Sadly, we can state with confidence that even before the proceedings open the government will argue that it does not have to explain why it killed Abdulrahman. Because terror. Even more sadly, it is quite likely that the court will side with this senseless and lawless argument. Because terror.

What has our country become?

US government argues drone strikes are above the law

by David Sirota, Salon

A new lawsuit challenges whether counterterrorist officials should be allowed to operate without fear of litigation

Court cases are often cures for insomnia, but every so often a lawsuit is an eye-opening journey through the looking glass. One of those is suddenly upon us – and we should be thankful because it finally provides an unfiltered look at our government.

You may not know about this case, but you should. Called Al-Aulaqi v. Panetta, it illustrates the extremism driving the policies being made in the public’s name. [..]
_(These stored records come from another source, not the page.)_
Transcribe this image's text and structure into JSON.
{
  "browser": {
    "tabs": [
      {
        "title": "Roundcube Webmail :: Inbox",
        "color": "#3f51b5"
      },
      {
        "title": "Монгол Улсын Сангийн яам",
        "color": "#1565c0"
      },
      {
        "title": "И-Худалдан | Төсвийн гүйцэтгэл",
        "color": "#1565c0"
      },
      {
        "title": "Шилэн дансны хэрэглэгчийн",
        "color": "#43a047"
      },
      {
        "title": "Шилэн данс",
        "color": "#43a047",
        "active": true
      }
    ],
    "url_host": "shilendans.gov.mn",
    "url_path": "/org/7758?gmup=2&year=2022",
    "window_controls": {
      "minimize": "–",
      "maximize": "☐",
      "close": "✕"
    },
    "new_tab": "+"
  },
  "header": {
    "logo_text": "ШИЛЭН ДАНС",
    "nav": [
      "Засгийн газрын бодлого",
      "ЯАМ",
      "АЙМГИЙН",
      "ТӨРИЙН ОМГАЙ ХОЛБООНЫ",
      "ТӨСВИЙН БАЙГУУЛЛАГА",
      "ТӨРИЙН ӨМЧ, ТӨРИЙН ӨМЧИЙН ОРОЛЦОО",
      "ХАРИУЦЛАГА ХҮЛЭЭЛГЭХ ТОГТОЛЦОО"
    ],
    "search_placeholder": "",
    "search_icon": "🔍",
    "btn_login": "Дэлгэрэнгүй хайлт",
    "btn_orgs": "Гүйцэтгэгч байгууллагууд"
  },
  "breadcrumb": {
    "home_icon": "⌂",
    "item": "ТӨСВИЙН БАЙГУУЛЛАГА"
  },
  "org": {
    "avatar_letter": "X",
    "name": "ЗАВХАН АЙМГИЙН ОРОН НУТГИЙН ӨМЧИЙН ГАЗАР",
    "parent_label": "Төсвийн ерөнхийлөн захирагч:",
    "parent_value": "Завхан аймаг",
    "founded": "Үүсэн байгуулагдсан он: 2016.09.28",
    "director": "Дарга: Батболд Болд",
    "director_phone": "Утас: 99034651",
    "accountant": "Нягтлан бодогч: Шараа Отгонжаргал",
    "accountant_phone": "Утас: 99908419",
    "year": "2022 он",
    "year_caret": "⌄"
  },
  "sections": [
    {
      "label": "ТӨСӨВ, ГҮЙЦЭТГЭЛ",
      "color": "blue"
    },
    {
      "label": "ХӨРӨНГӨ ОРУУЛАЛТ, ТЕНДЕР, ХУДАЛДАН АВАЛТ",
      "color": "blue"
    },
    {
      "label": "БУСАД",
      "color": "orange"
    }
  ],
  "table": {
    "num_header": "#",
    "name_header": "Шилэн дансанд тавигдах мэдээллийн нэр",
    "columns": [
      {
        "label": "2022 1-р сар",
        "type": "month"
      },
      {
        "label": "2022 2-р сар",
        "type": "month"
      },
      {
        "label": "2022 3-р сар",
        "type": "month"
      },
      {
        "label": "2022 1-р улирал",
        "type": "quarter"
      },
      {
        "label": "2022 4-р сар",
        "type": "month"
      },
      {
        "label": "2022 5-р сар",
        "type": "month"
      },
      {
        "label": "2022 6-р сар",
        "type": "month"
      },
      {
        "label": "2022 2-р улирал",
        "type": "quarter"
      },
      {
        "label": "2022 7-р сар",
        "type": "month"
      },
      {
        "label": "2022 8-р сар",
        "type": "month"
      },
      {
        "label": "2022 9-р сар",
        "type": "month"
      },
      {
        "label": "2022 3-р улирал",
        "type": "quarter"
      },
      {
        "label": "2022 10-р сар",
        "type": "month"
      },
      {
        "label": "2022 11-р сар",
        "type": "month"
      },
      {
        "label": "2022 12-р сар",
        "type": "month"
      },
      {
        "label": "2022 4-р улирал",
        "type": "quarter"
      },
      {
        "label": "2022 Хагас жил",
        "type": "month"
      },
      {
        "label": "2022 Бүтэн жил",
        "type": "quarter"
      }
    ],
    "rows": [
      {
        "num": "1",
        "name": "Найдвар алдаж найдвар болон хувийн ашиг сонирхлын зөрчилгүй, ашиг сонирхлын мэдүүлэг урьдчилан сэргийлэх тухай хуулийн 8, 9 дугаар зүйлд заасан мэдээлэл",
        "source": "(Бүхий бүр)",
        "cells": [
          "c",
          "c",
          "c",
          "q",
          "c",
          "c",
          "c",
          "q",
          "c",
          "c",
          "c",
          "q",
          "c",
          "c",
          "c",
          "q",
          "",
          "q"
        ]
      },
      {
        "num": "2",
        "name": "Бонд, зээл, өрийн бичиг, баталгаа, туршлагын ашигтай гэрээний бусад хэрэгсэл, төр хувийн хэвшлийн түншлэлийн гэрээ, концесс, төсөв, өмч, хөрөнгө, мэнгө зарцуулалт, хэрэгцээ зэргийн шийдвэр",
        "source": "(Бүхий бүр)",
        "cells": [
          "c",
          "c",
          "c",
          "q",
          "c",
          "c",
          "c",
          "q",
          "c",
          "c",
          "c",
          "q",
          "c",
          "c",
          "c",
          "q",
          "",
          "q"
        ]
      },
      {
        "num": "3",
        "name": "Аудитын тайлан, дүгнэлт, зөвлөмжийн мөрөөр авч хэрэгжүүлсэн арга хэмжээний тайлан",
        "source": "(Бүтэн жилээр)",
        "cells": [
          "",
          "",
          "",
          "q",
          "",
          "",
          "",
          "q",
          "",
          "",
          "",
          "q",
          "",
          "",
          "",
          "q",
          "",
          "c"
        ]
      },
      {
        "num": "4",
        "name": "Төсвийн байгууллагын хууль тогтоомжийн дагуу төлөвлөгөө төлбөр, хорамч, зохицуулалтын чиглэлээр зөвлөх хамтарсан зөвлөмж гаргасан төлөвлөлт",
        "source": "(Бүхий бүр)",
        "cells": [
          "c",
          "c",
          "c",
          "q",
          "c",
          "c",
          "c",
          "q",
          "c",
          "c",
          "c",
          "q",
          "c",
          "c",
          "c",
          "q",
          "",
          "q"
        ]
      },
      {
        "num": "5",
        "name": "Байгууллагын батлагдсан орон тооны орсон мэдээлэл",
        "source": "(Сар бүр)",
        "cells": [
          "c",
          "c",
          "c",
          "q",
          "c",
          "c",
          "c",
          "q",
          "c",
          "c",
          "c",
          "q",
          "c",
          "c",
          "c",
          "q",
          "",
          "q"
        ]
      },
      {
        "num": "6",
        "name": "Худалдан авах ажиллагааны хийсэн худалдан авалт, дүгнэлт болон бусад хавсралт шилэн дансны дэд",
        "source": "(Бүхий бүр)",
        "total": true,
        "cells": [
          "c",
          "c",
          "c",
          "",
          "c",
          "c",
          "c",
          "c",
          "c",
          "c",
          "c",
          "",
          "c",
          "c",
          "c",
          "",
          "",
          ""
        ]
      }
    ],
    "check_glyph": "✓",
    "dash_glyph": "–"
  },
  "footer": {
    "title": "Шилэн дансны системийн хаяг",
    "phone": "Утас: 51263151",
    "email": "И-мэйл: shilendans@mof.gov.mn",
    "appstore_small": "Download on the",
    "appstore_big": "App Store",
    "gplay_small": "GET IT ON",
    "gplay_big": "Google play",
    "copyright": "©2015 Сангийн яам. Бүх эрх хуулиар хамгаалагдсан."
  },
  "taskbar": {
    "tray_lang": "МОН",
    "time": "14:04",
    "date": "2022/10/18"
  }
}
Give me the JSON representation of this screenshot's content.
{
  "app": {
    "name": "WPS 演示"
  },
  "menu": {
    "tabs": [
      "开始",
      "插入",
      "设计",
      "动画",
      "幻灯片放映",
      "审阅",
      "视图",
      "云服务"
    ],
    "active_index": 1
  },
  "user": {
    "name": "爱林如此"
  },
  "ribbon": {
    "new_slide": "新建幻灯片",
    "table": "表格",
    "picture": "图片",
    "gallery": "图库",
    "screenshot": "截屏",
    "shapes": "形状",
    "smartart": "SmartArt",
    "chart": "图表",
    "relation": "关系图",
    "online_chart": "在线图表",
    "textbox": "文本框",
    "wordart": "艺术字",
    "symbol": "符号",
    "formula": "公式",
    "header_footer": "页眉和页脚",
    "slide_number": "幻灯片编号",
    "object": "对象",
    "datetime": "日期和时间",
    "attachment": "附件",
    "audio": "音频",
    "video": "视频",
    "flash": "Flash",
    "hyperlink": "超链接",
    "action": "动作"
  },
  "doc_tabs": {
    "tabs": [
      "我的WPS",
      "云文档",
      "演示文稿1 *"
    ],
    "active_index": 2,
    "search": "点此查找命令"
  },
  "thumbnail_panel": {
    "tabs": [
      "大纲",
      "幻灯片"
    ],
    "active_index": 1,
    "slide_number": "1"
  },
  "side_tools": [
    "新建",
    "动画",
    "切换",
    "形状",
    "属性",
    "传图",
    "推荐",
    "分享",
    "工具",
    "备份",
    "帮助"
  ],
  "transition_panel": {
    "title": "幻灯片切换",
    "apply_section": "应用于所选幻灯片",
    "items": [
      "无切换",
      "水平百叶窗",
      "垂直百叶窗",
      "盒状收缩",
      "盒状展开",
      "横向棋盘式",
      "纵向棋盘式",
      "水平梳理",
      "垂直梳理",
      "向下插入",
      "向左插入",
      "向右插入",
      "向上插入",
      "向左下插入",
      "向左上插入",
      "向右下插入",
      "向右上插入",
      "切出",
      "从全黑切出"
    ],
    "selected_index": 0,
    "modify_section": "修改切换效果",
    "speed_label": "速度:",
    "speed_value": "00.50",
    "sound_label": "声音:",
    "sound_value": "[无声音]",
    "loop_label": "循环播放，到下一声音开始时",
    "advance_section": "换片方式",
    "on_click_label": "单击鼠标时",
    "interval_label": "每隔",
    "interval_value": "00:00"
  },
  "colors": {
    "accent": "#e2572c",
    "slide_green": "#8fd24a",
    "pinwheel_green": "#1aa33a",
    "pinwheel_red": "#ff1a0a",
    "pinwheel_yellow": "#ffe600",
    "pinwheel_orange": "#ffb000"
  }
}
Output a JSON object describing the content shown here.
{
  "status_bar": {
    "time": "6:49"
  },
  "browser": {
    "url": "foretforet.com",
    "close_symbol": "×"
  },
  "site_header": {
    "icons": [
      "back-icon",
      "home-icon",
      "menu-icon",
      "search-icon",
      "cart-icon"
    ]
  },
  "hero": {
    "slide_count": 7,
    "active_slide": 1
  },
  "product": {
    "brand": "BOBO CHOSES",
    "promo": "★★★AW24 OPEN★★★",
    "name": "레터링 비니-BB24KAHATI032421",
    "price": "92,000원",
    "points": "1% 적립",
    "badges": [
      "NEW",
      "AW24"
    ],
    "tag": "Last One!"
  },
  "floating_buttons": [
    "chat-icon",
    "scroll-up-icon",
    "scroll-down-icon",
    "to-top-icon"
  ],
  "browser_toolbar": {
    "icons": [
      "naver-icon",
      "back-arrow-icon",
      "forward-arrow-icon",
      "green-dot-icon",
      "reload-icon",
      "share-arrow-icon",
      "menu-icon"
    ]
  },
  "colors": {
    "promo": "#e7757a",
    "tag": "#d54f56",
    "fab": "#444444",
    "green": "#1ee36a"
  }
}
But perhaps the most important thing to know about this case is what the government is arguing about the law itself. In defending the administration, Hauck asserted that such suits should not be permitted because they “don’t want these counterterrorism officials distracted by the threat of litigation.”

The radical message is obvious: Yes, the government now claims that America should not want public officials to have to consider the constraints of the law.

If this harrowing doctrine sounds familiar, that’s because the sentiment behind it has been creeping into our political dialogue for years. [..]

Consider, though, what’s more dangerous: a government that has to momentarily think about following the law when using violence or a government that gets to use such violence without having to think at all?

Government officials pretend they have the only answer to that question. But Nasser Al-Aulaqi’s dead grandson suggests there is a far more accurate answer than the one those officials are offering.

 

Oct 08 2010

Obama Listens!

On Monday October 04…

…the Supreme Court said it would not take up a warrantless surveillance case, Wilner v. National Security Agency (NSA), filed by the Center for Constitutional Rights (CCR). The lawsuit argued that the Executive Branch must disclose whether or not it has records related to the wiretapping of privileged attorney-client conversations without a warrant. Lawyers for the Guantánamo detainees fit the officially acknowledged profile of those subject to surveillance under the former administration’s program, and the Bush administration argued in the past that the Executive Branch has a right to target them.

The Obama administration has never taken a position-in this or any of the other related cases-on whether the Bush administration’s NSA surveillance program was legal. In this case they claimed that even if it was illegal, the government has the right to remain silent when asked whether or not the NSA spied on lawyers,” said Shayana Kadidal, Senior Managing Attorney of the CCR Guantánamo Global Justice Initiative. “Today the Supreme Court let them get away with it.”  […]

The plaintiffs [had] filed a Freedom of Information Act (FOIA) request seeking records of any surveillance of their communications under the NSA’s warrantless surveillance program, which began after 9/11 but was only disclosed to the public in December 2005. The government refused to either confirm or deny whether such records existed, and the lower courts refused to order the government to confirm whether it had eavesdropped on attorney-client communications. The question before the Supreme Court was whether the government can refuse to confirm or deny whether records of such surveillance exist, even though any such surveillance would necessarily be unconstitutional and illegal.

more at CCR…

Real News Network’s Paul Jay talks with Shayana Kadidal** – Senior Managing Attorney of the Guantánamo Global Justice Initiative (GGJI) at the Center for Constitutional Rights about the CRR’s initiative and about this case and the Administration’s eavesdropping.



Real News Network – October 08, 2010

Shayana Kadidal: Government refuses to disclose possible wiretapping of civil rights lawyers